Scottish Independence; Words From The Wise

One of the best pipe bands in the world playing one of my favourite tunes. The word dignity springs to mind. The Queen's Own Highlanders Association Pipe Band in Cameron Barracks, Inverness, 2010. The 79th's Farewell to Gibraltar. 

The speeches are done, the marches, the meetings, the doorstepping. Those of us beyond Scotland look back and trust that sense and pragmatism will prevail for none of us want to see an economic and social darkness overcome family and friends to the north. 

Here then, are some words from a bloke who knew a thing or two about these British Isles.

Extracts from a speech given by Winston Churchill on receiving the Freedom of Edinburgh on October 12th, 1942.

I have never before been made a freeman of any city, and although since the war I have been complimented by a number of invitations which I greatly value, your freedom is the only one I have felt myself so far able to receive in the hard stress of conditions.

It seems to me that Edinburgh, the ancient capital of Scotland, enshrined in the affection of the Scottish race all over the world, great in memories and tradition, immortal in its collective personality-Edinburgh stands by itself, and therefore I am here to-day to be refreshed by your very great kindness and inspiration and to receive the all too flattering tribute from my old friend William Y. Darling, the Lord Provost.

The old quarrels, the age-long feuds, which rend our island have been ended centuries ago by the union of the Crown and by the happy fulfillment of the prophecy that wherever the Stone of Scone shall rise the Scottish race shall reign.

I have some ties with Scotland which are of great significance, ties precious and lasting. First of all, I decided to be born on St. Andrew's Day, and it was to Scotland that I went to find my wife, who is unable to be present to-day through temporary indisposition. I commanded a Scottish battalion of the famous 21st Regiment for five months in the last war in France. I sat for 15 years as the representative of Bonnie Dundee, and I might be sitting for it still if the matter had rested entirely with me. Although I have found what I trust is a permanent and happy home in the glades of Epping Forest, I still reserve affectionate memories of the banks of the Tay.

Now you have given me a new tie which I shall value as long as I live. We call ourselves in our grand alliance the United Nations. Here, indeed, is an example of national unity.

And so the country is pulling together better now than ever before in its history. Cruel blows, like the loss of the original 51st Division in France, have been borne with fortitude and silent dignity. A new 51st Division has been formed and will sustain the reputation and avenge the fortunes of its forerunner. The air bombing was endured with courage and resource. In all the Services, on sea, land, and air, on merchant ships and in all the many forms of service which this great struggle has called for, Scotsmen have gained distinction. 

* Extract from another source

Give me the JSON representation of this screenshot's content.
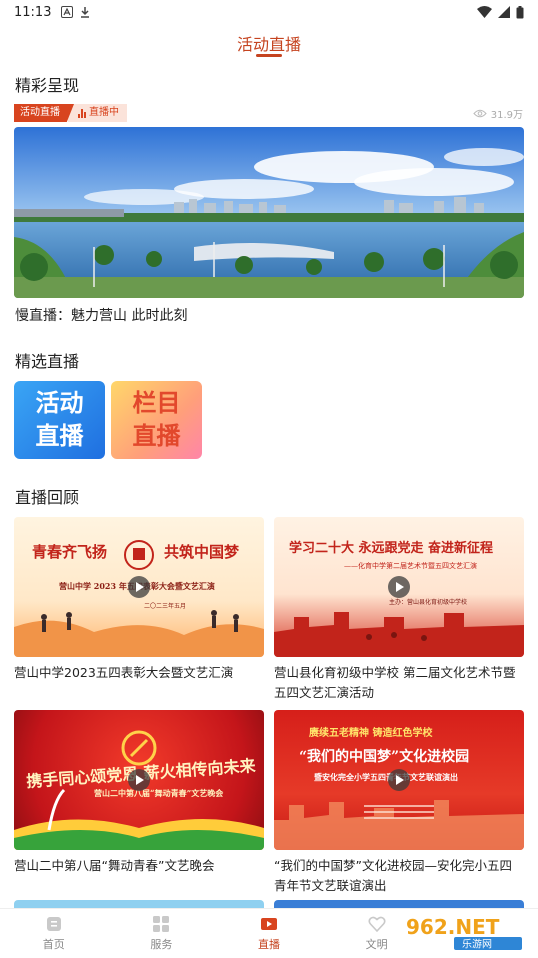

Surveying both sides of the account, good and bad, with equal composure and coolness, we must see that we have reached a stern and sombre moment in the war which calls in a high degree of firmness of spirit and constancy of soul. The excitement and the emotion of those great days when we stood alone, undaunted against what seemed overwhelming odds, and single-handed saved the future of the world, are not present now. We are surrounded by governments and nations, all of us bound together in a solemn unbreakable alliance, and all of us bound together by ties not only of honour but of self-preservation.

Deadly dangers still beset us. Weariness, complacency or discord, squabbles over petty matters will mar our prospects. We must all drive ourselves to the utmost limit of our strength. We must preserve and refine our sense of proportion. We must strive to combine the virtues of wisdom and of daring. We must move forward together, united and inexorable.

Thus with God's blessing the hopes which we are now justified in feeling will not fade or wither. The light is broadening on the track. And the light is brighter, too. Among the qualities for which Scotland is renowned steadfastness holds, perhaps, the highest place. Be steadfast, then; that is the message which I bring you, that is my invocation to the Scottish nation here in this ancient capital city, one of whose burgesses I now have the honour to be.

Let me use the words of your famous minstrel-words which have given comfort and renewed strength to many a burdened heart:

"Keep right on to the end of the road, 
Keep right on to the end."

Churchill

Commanding Officer, 6th Battalion Royal Scots Fusiliers, 1916.